• [The problem] Which lines in the records below include the word "Количество"? Report each of them in full.

• [Exercise materials]
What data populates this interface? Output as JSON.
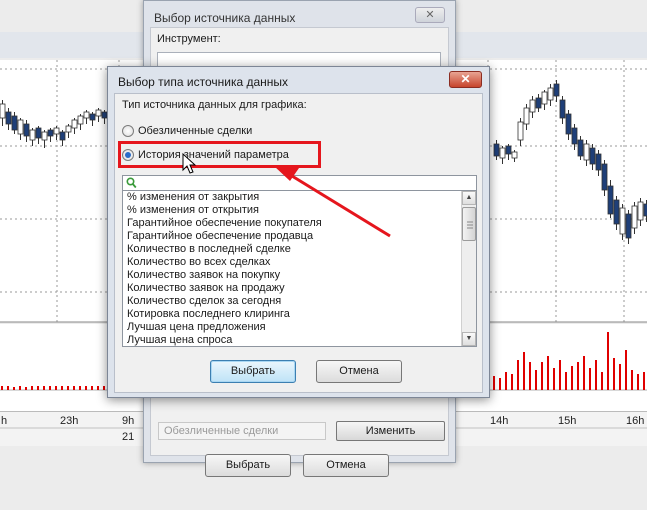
{
  "colors": {
    "accent_red": "#e5161d",
    "candle_blue": "#1f3f78",
    "volume_red": "#e00000",
    "primary_button": "#bfe3f7"
  },
  "background_chart": {
    "time_labels": [
      "h",
      "23h",
      "9h",
      "14h",
      "15h",
      "16h"
    ],
    "date_label": "21"
  },
  "back_dialog": {
    "title": "Выбор источника данных",
    "close_label": "✕",
    "instrument_label": "Инструмент:",
    "disabled_field": "Обезличенные сделки",
    "change_button": "Изменить",
    "select_button": "Выбрать",
    "cancel_button": "Отмена"
  },
  "dialog": {
    "title": "Выбор типа источника данных",
    "close_label": "✕",
    "group_label": "Тип источника данных для графика:",
    "radio_options": [
      {
        "label": "Обезличенные сделки",
        "checked": false
      },
      {
        "label": "История значений параметра",
        "checked": true
      }
    ],
    "search_icon": "search-icon",
    "list_items": [
      "% изменения от закрытия",
      "% изменения от открытия",
      "Гарантийное обеспечение покупателя",
      "Гарантийное обеспечение продавца",
      "Количество в последней сделке",
      "Количество во всех сделках",
      "Количество заявок на покупку",
      "Количество заявок на продажу",
      "Количество сделок за сегодня",
      "Котировка последнего клиринга",
      "Лучшая цена предложения",
      "Лучшая цена спроса"
    ],
    "select_button": "Выбрать",
    "cancel_button": "Отмена"
  }
}
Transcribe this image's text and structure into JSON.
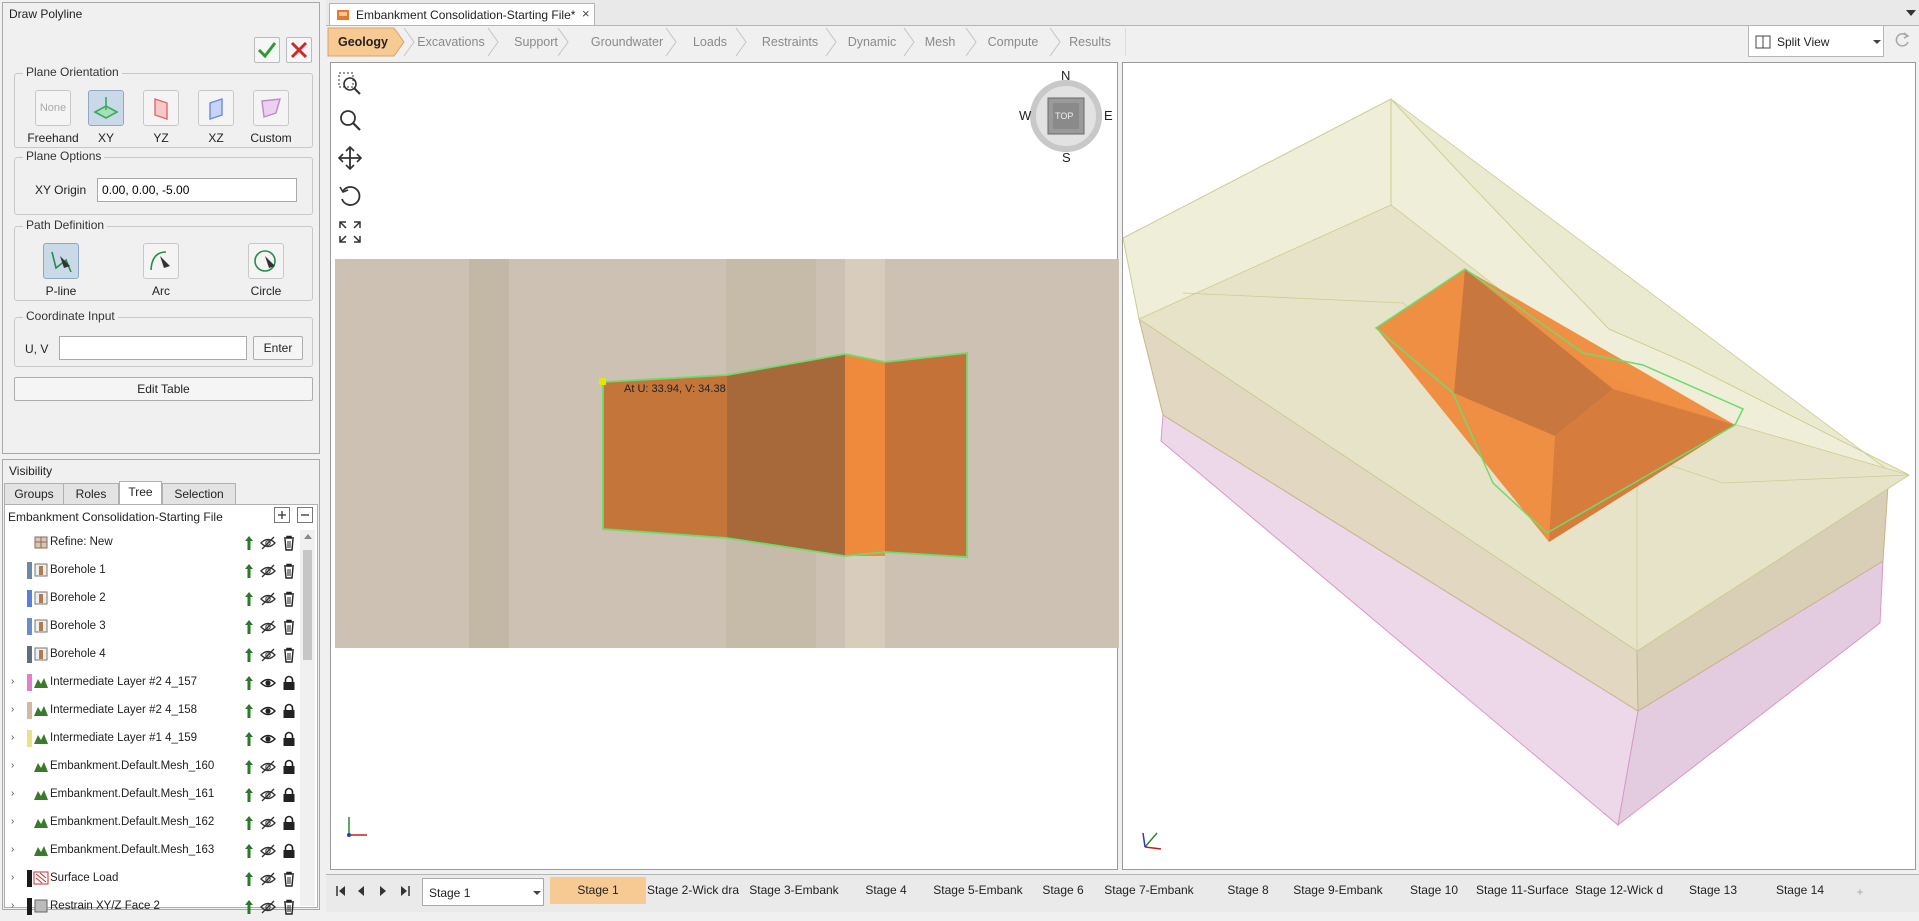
{
  "draw_polyline": {
    "title": "Draw Polyline",
    "plane_orientation": {
      "label": "Plane Orientation",
      "options": [
        {
          "label": "Freehand",
          "button": "None"
        },
        {
          "label": "XY"
        },
        {
          "label": "YZ"
        },
        {
          "label": "XZ"
        },
        {
          "label": "Custom"
        }
      ]
    },
    "plane_options": {
      "label": "Plane Options",
      "origin_label": "XY Origin",
      "origin_value": "0.00, 0.00, -5.00"
    },
    "path_definition": {
      "label": "Path Definition",
      "options": [
        {
          "label": "P-line"
        },
        {
          "label": "Arc"
        },
        {
          "label": "Circle"
        }
      ]
    },
    "coordinate_input": {
      "label": "Coordinate Input",
      "uv_label": "U, V",
      "uv_value": "",
      "enter_label": "Enter"
    },
    "edit_table_label": "Edit Table"
  },
  "visibility": {
    "title": "Visibility",
    "tabs": [
      "Groups",
      "Roles",
      "Tree",
      "Selection"
    ],
    "active_tab": "Tree",
    "root": "Embankment Consolidation-Starting File",
    "items": [
      {
        "name": "Refine: New",
        "swatch": "",
        "expand": false,
        "kind": "refine",
        "eye": "hidden",
        "last": "trash"
      },
      {
        "name": "Borehole 1",
        "swatch": "#6b8aa8",
        "expand": false,
        "kind": "borehole",
        "eye": "hidden",
        "last": "trash"
      },
      {
        "name": "Borehole 2",
        "swatch": "#5b7fd6",
        "expand": false,
        "kind": "borehole",
        "eye": "hidden",
        "last": "trash"
      },
      {
        "name": "Borehole 3",
        "swatch": "#6a8cc8",
        "expand": false,
        "kind": "borehole",
        "eye": "hidden",
        "last": "trash"
      },
      {
        "name": "Borehole 4",
        "swatch": "#5d6e7c",
        "expand": false,
        "kind": "borehole",
        "eye": "hidden",
        "last": "trash"
      },
      {
        "name": "Intermediate Layer #2 4_157",
        "swatch": "#e080c8",
        "expand": true,
        "kind": "layer",
        "eye": "visible",
        "last": "lock"
      },
      {
        "name": "Intermediate Layer #2 4_158",
        "swatch": "#d6b8a0",
        "expand": true,
        "kind": "layer",
        "eye": "visible",
        "last": "lock"
      },
      {
        "name": "Intermediate Layer #1 4_159",
        "swatch": "#e4e48a",
        "expand": true,
        "kind": "layer",
        "eye": "visible",
        "last": "lock"
      },
      {
        "name": "Embankment.Default.Mesh_160",
        "swatch": "",
        "expand": true,
        "kind": "layer",
        "eye": "hidden",
        "last": "lock"
      },
      {
        "name": "Embankment.Default.Mesh_161",
        "swatch": "",
        "expand": true,
        "kind": "layer",
        "eye": "hidden",
        "last": "lock"
      },
      {
        "name": "Embankment.Default.Mesh_162",
        "swatch": "",
        "expand": true,
        "kind": "layer",
        "eye": "hidden",
        "last": "lock"
      },
      {
        "name": "Embankment.Default.Mesh_163",
        "swatch": "",
        "expand": true,
        "kind": "layer",
        "eye": "hidden",
        "last": "lock"
      },
      {
        "name": "Surface Load",
        "swatch": "#1a1a1a",
        "expand": true,
        "kind": "load",
        "eye": "hidden",
        "last": "trash"
      },
      {
        "name": "Restrain XY/Z Face 2",
        "swatch": "#1a1a1a",
        "expand": true,
        "kind": "restrain",
        "eye": "hidden",
        "last": "trash"
      }
    ]
  },
  "document_tab": "Embankment Consolidation-Starting File*",
  "workflow_tabs": [
    "Geology",
    "Excavations",
    "Support",
    "Groundwater",
    "Loads",
    "Restraints",
    "Dynamic",
    "Mesh",
    "Compute",
    "Results"
  ],
  "active_workflow": "Geology",
  "view_mode": "Split View",
  "compass": {
    "n": "N",
    "s": "S",
    "e": "E",
    "w": "W",
    "center": "TOP"
  },
  "cursor_tooltip": "At U: 33.94, V: 34.38",
  "stage_selector": "Stage 1",
  "stages": [
    "Stage 1",
    "Stage 2-Wick dra",
    "Stage 3-Embank",
    "Stage 4",
    "Stage 5-Embank",
    "Stage 6",
    "Stage 7-Embank",
    "Stage 8",
    "Stage 9-Embank",
    "Stage 10",
    "Stage 11-Surface",
    "Stage 12-Wick d",
    "Stage 13",
    "Stage 14"
  ],
  "active_stage": "Stage 1",
  "add_stage_label": "+",
  "colors": {
    "accent_orange": "#ef8a3c",
    "active_tab": "#f7c993",
    "selection_green": "#6cdc6c"
  }
}
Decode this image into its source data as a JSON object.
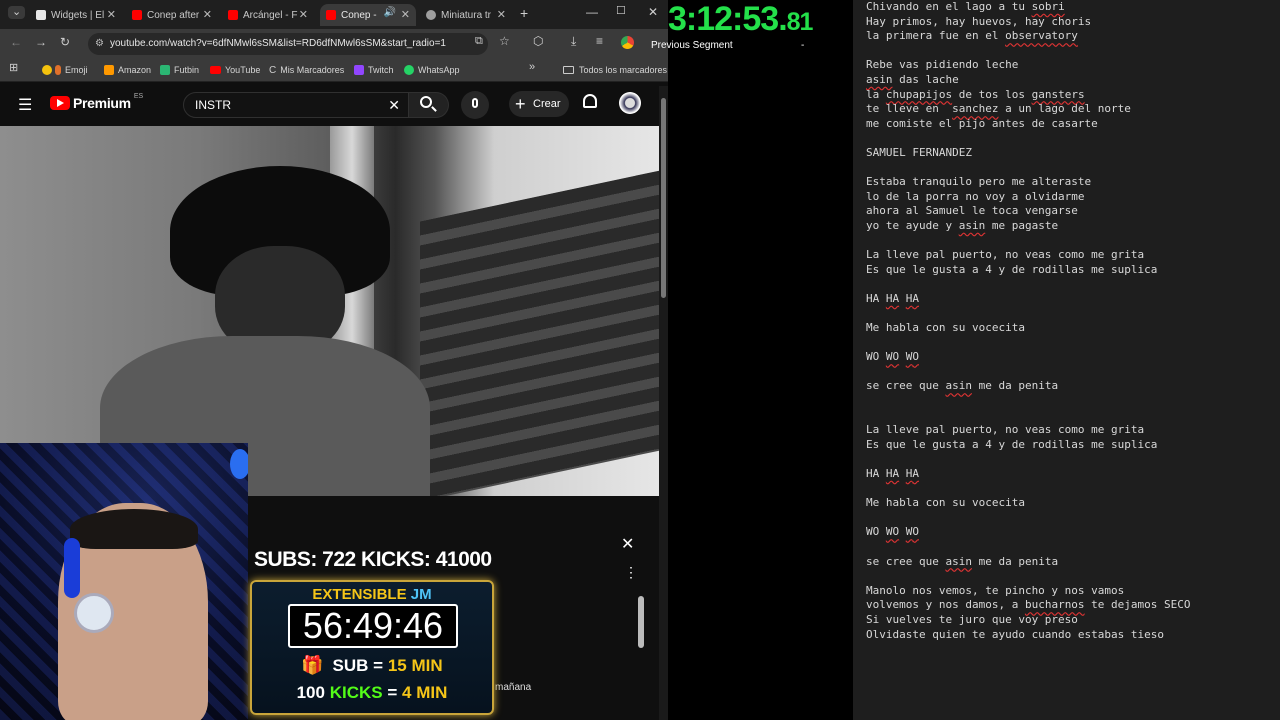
{
  "browser": {
    "tabs": [
      {
        "label": "Widgets | El",
        "color": "#e8e8e8"
      },
      {
        "label": "Conep after",
        "color": "#ff0000"
      },
      {
        "label": "Arcángel - F",
        "color": "#ff0000"
      },
      {
        "label": "Conep -",
        "color": "#ff0000"
      },
      {
        "label": "Miniatura tr",
        "color": "#9e9e9e"
      }
    ],
    "url": "youtube.com/watch?v=6dfNMwl6sSM&list=RD6dfNMwl6sSM&start_radio=1",
    "bookmarks": [
      "Emoji",
      "Amazon",
      "Futbin",
      "YouTube",
      "Mis Marcadores",
      "Twitch",
      "WhatsApp"
    ],
    "all_bookmarks": "Todos los marcadores"
  },
  "youtube": {
    "logo_text": "Premium",
    "logo_badge": "ES",
    "search_value": "INSTR",
    "create_label": "Crear"
  },
  "overlay": {
    "subs_kicks": "SUBS: 722 KICKS: 41000",
    "extensible_a": "EXTENSIBLE",
    "extensible_b": "JM",
    "timer": "56:49:46",
    "sub_a": "SUB",
    "sub_eq": "=",
    "sub_b": "15",
    "sub_unit": "MIN",
    "kicks_a": "100",
    "kicks_b": "KICKS",
    "kicks_eq": "=",
    "kicks_c": "4",
    "kicks_unit": "MIN",
    "manana": "mañana"
  },
  "splits": {
    "time_main": "3:12:53.",
    "time_ms": "81",
    "prev_segment": "Previous Segment",
    "prev_value": "-"
  },
  "lyrics": [
    [
      [
        "Chivando en el lago a tu ",
        0
      ],
      [
        "sobri",
        1
      ]
    ],
    [
      [
        "Hay primos, hay huevos, hay choris",
        0
      ]
    ],
    [
      [
        "la primera fue en el ",
        0
      ],
      [
        "observatory",
        1
      ]
    ],
    [
      [
        "",
        0
      ]
    ],
    [
      [
        "Rebe vas pidiendo leche",
        0
      ]
    ],
    [
      [
        "asin",
        1
      ],
      [
        " das lache",
        0
      ]
    ],
    [
      [
        "la ",
        0
      ],
      [
        "chupapijos",
        1
      ],
      [
        " de tos los ",
        0
      ],
      [
        "gansters",
        1
      ]
    ],
    [
      [
        "te lleve en  ",
        0
      ],
      [
        "sanchez",
        1
      ],
      [
        " a un lago del norte",
        0
      ]
    ],
    [
      [
        "me comiste el pijo antes de casarte",
        0
      ]
    ],
    [
      [
        "",
        0
      ]
    ],
    [
      [
        "SAMUEL FERNANDEZ",
        0
      ]
    ],
    [
      [
        "",
        0
      ]
    ],
    [
      [
        "Estaba tranquilo pero me alteraste",
        0
      ]
    ],
    [
      [
        "lo de la porra no voy a olvidarme",
        0
      ]
    ],
    [
      [
        "ahora al Samuel le toca vengarse",
        0
      ]
    ],
    [
      [
        "yo te ayude y ",
        0
      ],
      [
        "asin",
        1
      ],
      [
        " me pagaste",
        0
      ]
    ],
    [
      [
        "",
        0
      ]
    ],
    [
      [
        "La lleve pal puerto, no veas como me grita",
        0
      ]
    ],
    [
      [
        "Es que le gusta a 4 y de rodillas me suplica",
        0
      ]
    ],
    [
      [
        "",
        0
      ]
    ],
    [
      [
        "HA ",
        0
      ],
      [
        "HA",
        1
      ],
      [
        " ",
        0
      ],
      [
        "HA",
        1
      ]
    ],
    [
      [
        "",
        0
      ]
    ],
    [
      [
        "Me habla con su vocecita",
        0
      ]
    ],
    [
      [
        "",
        0
      ]
    ],
    [
      [
        "WO ",
        0
      ],
      [
        "WO",
        1
      ],
      [
        " ",
        0
      ],
      [
        "WO",
        1
      ]
    ],
    [
      [
        "",
        0
      ]
    ],
    [
      [
        "se cree que ",
        0
      ],
      [
        "asin",
        1
      ],
      [
        " me da penita",
        0
      ]
    ],
    [
      [
        "",
        0
      ]
    ],
    [
      [
        "",
        0
      ]
    ],
    [
      [
        "La lleve pal puerto, no veas como me grita",
        0
      ]
    ],
    [
      [
        "Es que le gusta a 4 y de rodillas me suplica",
        0
      ]
    ],
    [
      [
        "",
        0
      ]
    ],
    [
      [
        "HA ",
        0
      ],
      [
        "HA",
        1
      ],
      [
        " ",
        0
      ],
      [
        "HA",
        1
      ]
    ],
    [
      [
        "",
        0
      ]
    ],
    [
      [
        "Me habla con su vocecita",
        0
      ]
    ],
    [
      [
        "",
        0
      ]
    ],
    [
      [
        "WO ",
        0
      ],
      [
        "WO",
        1
      ],
      [
        " ",
        0
      ],
      [
        "WO",
        1
      ]
    ],
    [
      [
        "",
        0
      ]
    ],
    [
      [
        "se cree que ",
        0
      ],
      [
        "asin",
        1
      ],
      [
        " me da penita",
        0
      ]
    ],
    [
      [
        "",
        0
      ]
    ],
    [
      [
        "Manolo nos vemos, te pincho y nos vamos",
        0
      ]
    ],
    [
      [
        "volvemos y nos damos, a ",
        0
      ],
      [
        "bucharnos",
        1
      ],
      [
        " te dejamos SECO",
        0
      ]
    ],
    [
      [
        "Si vuelves te juro que voy preso",
        0
      ]
    ],
    [
      [
        "Olvidaste quien te ayudo cuando estabas tieso",
        0
      ]
    ]
  ]
}
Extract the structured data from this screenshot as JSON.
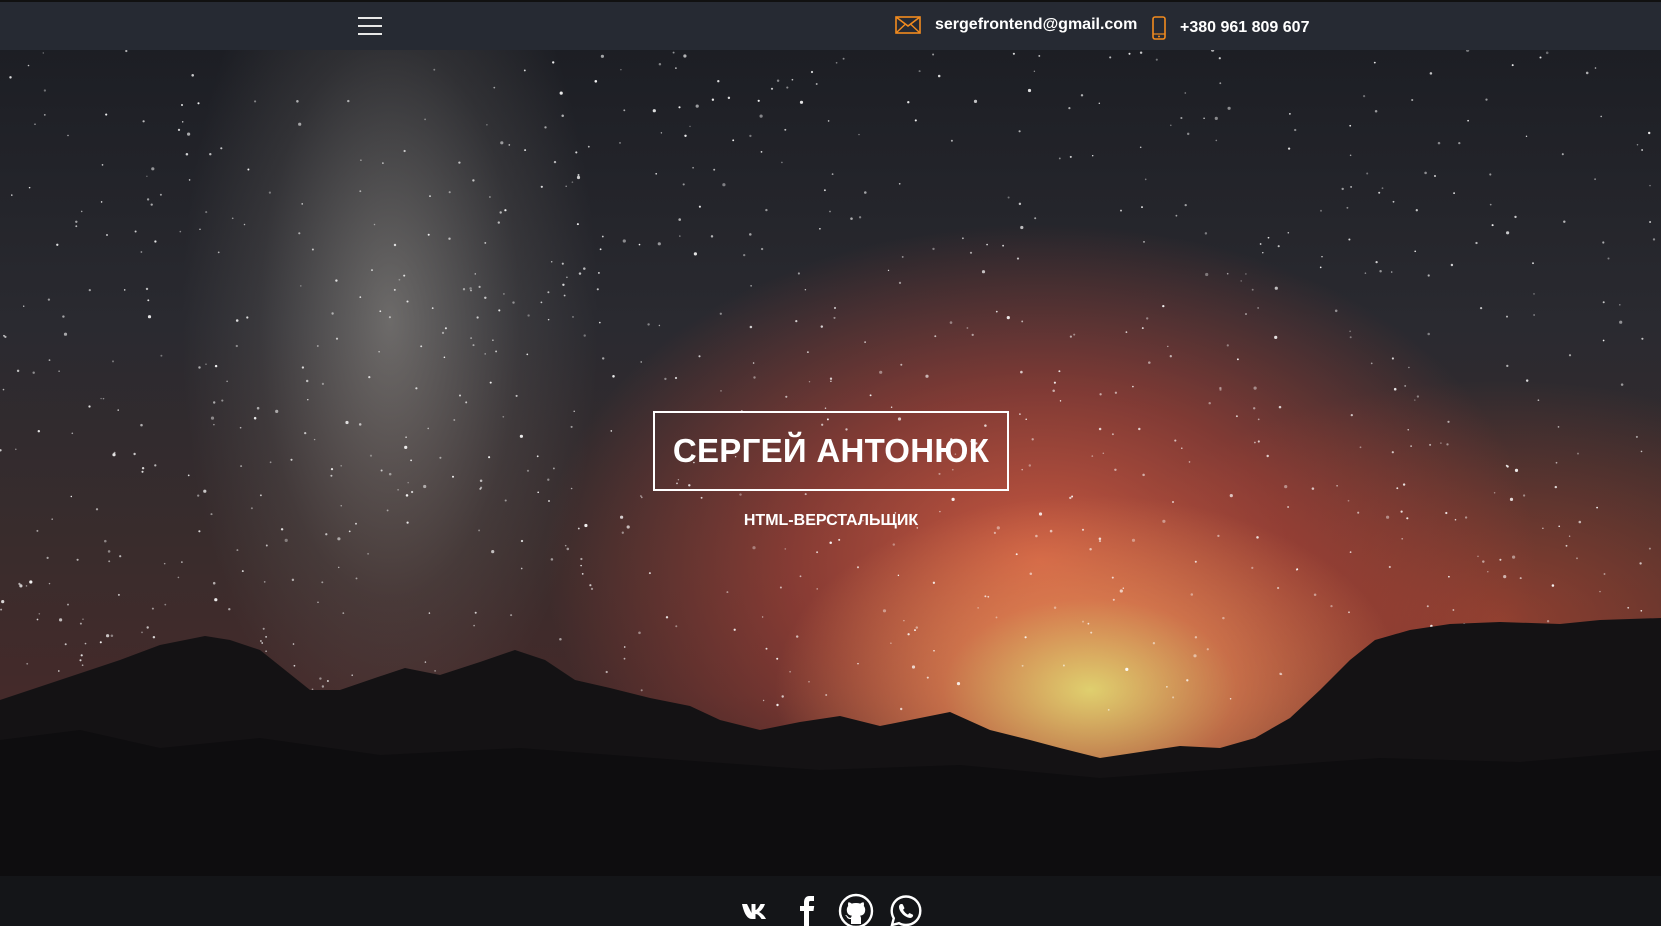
{
  "header": {
    "menu_icon": "hamburger-menu-icon",
    "email": "sergefrontend@gmail.com",
    "email_icon": "envelope-icon",
    "phone": "+380 961 809 607",
    "phone_icon": "mobile-phone-icon",
    "accent_color": "#f28b1e"
  },
  "hero": {
    "name": "СЕРГЕЙ АНТОНЮК",
    "role": "HTML-ВЕРСТАЛЬЩИК"
  },
  "footer": {
    "social": [
      {
        "icon": "vk-icon"
      },
      {
        "icon": "facebook-icon"
      },
      {
        "icon": "github-icon"
      },
      {
        "icon": "whatsapp-icon"
      }
    ]
  }
}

• [Output]
      "Количество в последней сделке",
      "Количество во всех сделках",
      "Количество заявок на покупку",
      "Количество заявок на продажу",
      "Количество сделок за сегодня",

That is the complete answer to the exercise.